Exercise description: In the data below, find each line containing the string "icon" and return it.
Data in this exercise START
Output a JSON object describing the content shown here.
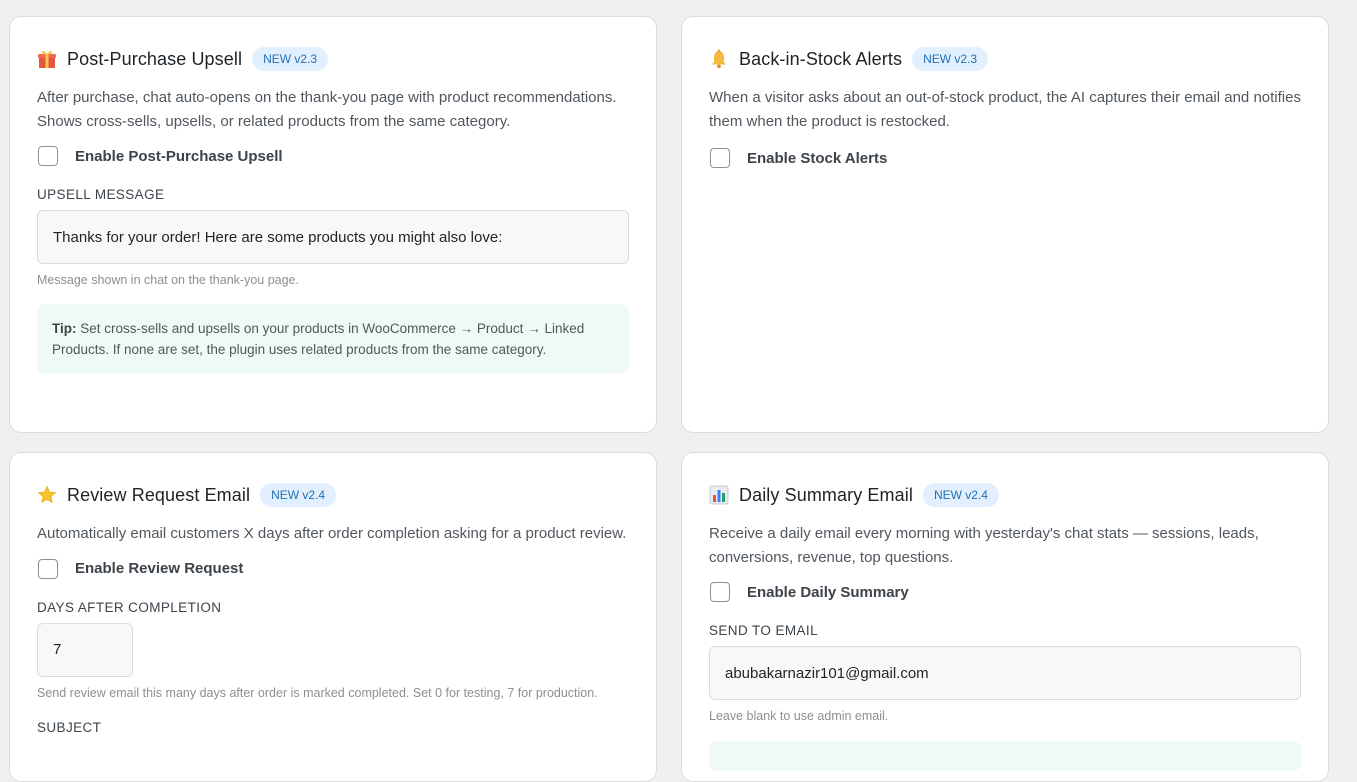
{
  "cards": [
    {
      "icon": "gift-icon",
      "title": "Post-Purchase Upsell",
      "badge": "NEW v2.3",
      "description": "After purchase, chat auto-opens on the thank-you page with product recommendations. Shows cross-sells, upsells, or related products from the same category.",
      "checkbox_label": "Enable Post-Purchase Upsell",
      "checkbox_checked": false,
      "field_label": "UPSELL MESSAGE",
      "field_value": "Thanks for your order! Here are some products you might also love:",
      "help": "Message shown in chat on the thank-you page.",
      "tip_prefix": "Tip:",
      "tip_text": " Set cross-sells and upsells on your products in WooCommerce → Product → Linked Products. If none are set, the plugin uses related products from the same category."
    },
    {
      "icon": "bell-icon",
      "title": "Back-in-Stock Alerts",
      "badge": "NEW v2.3",
      "description": "When a visitor asks about an out-of-stock product, the AI captures their email and notifies them when the product is restocked.",
      "checkbox_label": "Enable Stock Alerts",
      "checkbox_checked": false
    },
    {
      "icon": "star-icon",
      "title": "Review Request Email",
      "badge": "NEW v2.4",
      "description": "Automatically email customers X days after order completion asking for a product review.",
      "checkbox_label": "Enable Review Request",
      "checkbox_checked": false,
      "field_label": "DAYS AFTER COMPLETION",
      "field_value": "7",
      "help": "Send review email this many days after order is marked completed. Set 0 for testing, 7 for production.",
      "next_label": "SUBJECT"
    },
    {
      "icon": "bar-chart-icon",
      "title": "Daily Summary Email",
      "badge": "NEW v2.4",
      "description": "Receive a daily email every morning with yesterday's chat stats — sessions, leads, conversions, revenue, top questions.",
      "checkbox_label": "Enable Daily Summary",
      "checkbox_checked": false,
      "field_label": "SEND TO EMAIL",
      "field_value": "abubakarnazir101@gmail.com",
      "help": "Leave blank to use admin email."
    }
  ],
  "colors": {
    "badge_bg": "#e1efff",
    "badge_text": "#2271b1",
    "tip_bg": "#f0faf4",
    "page_bg": "#f0f0f1"
  }
}
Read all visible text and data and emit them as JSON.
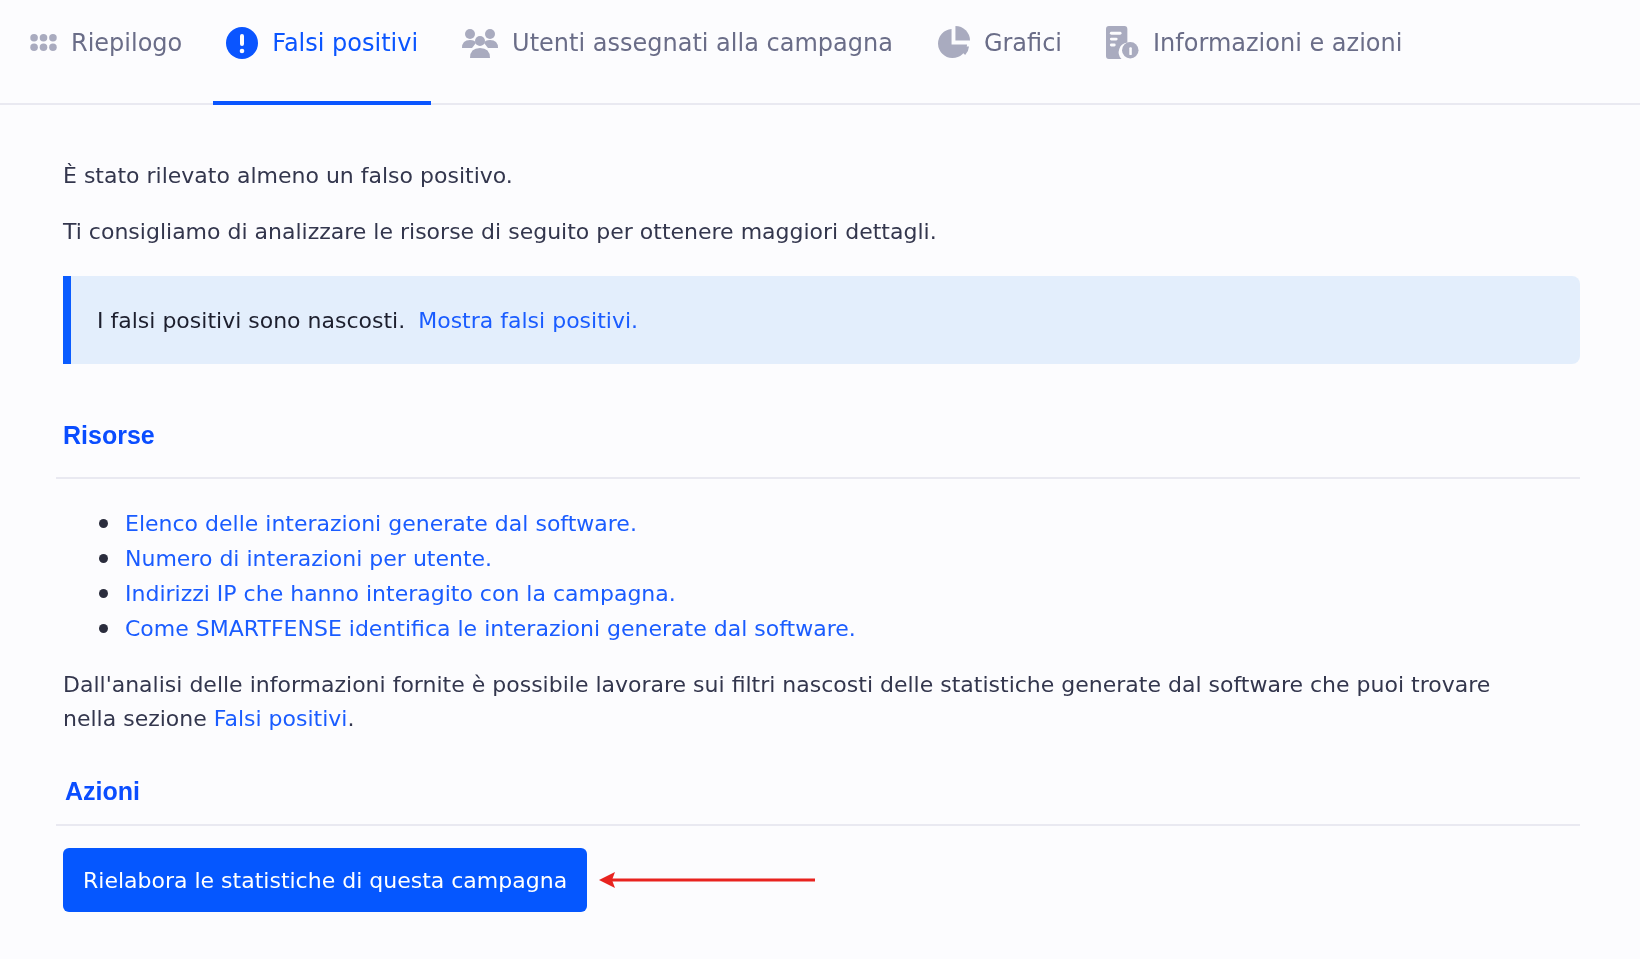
{
  "tabs": [
    {
      "label": "Riepilogo",
      "selected": false
    },
    {
      "label": "Falsi positivi",
      "selected": true
    },
    {
      "label": "Utenti assegnati alla campagna",
      "selected": false
    },
    {
      "label": "Grafici",
      "selected": false
    },
    {
      "label": "Informazioni e azioni",
      "selected": false
    }
  ],
  "intro": [
    "È stato rilevato almeno un falso positivo.",
    "Ti consigliamo di analizzare le risorse di seguito per ottenere maggiori dettagli."
  ],
  "notice": {
    "text": "I falsi positivi sono nascosti.",
    "link": "Mostra falsi positivi."
  },
  "resources": {
    "heading": "Risorse",
    "links": [
      "Elenco delle interazioni generate dal software.",
      "Numero di interazioni per utente.",
      "Indirizzi IP che hanno interagito con la campagna.",
      "Come SMARTFENSE identifica le interazioni generate dal software."
    ]
  },
  "note": {
    "text": "Dall'analisi delle informazioni fornite è possibile lavorare sui filtri nascosti delle statistiche generate dal software che puoi trovare nella sezione ",
    "link": "Falsi positivi",
    "end": "."
  },
  "actions": {
    "heading": "Azioni",
    "button": "Rielabora le statistiche di questa campagna"
  }
}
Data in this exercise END
Solution to this task:
      "icon": "gift-icon",
      "icon": "bell-icon",
      "icon": "star-icon",
      "icon": "bar-chart-icon",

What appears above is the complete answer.